Work item: Could you repeat the entries below word for word, leaving nothing out?

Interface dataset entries
◇ ◇ ◇ ◇

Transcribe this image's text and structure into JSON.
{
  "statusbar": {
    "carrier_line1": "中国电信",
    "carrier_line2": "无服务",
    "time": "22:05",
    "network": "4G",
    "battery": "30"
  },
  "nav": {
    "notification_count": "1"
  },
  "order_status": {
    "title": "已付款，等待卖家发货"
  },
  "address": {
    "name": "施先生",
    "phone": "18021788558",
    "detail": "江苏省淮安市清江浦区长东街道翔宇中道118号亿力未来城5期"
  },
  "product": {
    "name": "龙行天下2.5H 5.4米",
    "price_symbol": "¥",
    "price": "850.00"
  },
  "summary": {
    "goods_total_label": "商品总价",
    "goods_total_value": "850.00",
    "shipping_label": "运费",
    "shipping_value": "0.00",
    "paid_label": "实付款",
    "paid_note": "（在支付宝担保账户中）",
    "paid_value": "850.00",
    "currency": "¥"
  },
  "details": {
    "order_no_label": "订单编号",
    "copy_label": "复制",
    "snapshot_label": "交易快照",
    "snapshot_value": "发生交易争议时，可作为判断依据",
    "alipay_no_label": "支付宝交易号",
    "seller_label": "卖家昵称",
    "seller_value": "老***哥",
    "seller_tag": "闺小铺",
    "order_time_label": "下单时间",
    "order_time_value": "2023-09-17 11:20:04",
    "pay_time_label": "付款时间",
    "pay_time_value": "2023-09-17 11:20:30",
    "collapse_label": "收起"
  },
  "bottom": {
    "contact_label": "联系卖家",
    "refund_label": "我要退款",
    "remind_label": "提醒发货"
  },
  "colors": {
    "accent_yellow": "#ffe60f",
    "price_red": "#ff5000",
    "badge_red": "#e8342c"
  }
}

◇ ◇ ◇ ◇

Task solution:
Transcribe this image's text and structure into JSON.
{
  "statusbar": {
    "carrier_line1": "中国电信",
    "carrier_line2": "无服务",
    "time": "22:05",
    "network": "4G",
    "battery": "30"
  },
  "nav": {
    "notification_count": "1"
  },
  "order_status": {
    "title": "已付款，等待卖家发货"
  },
  "address": {
    "name": "施先生",
    "phone": "18021788558",
    "detail": "江苏省淮安市清江浦区长东街道翔宇中道118号亿力未来城5期"
  },
  "product": {
    "name": "龙行天下2.5H 5.4米",
    "price_symbol": "¥",
    "price": "850.00"
  },
  "summary": {
    "goods_total_label": "商品总价",
    "goods_total_value": "850.00",
    "shipping_label": "运费",
    "shipping_value": "0.00",
    "paid_label": "实付款",
    "paid_note": "（在支付宝担保账户中）",
    "paid_value": "850.00",
    "currency": "¥"
  },
  "details": {
    "order_no_label": "订单编号",
    "copy_label": "复制",
    "snapshot_label": "交易快照",
    "snapshot_value": "发生交易争议时，可作为判断依据",
    "alipay_no_label": "支付宝交易号",
    "seller_label": "卖家昵称",
    "seller_value": "老***哥",
    "seller_tag": "闺小铺",
    "order_time_label": "下单时间",
    "order_time_value": "2023-09-17 11:20:04",
    "pay_time_label": "付款时间",
    "pay_time_value": "2023-09-17 11:20:30",
    "collapse_label": "收起"
  },
  "bottom": {
    "contact_label": "联系卖家",
    "refund_label": "我要退款",
    "remind_label": "提醒发货"
  },
  "colors": {
    "accent_yellow": "#ffe60f",
    "price_red": "#ff5000",
    "badge_red": "#e8342c"
  }
}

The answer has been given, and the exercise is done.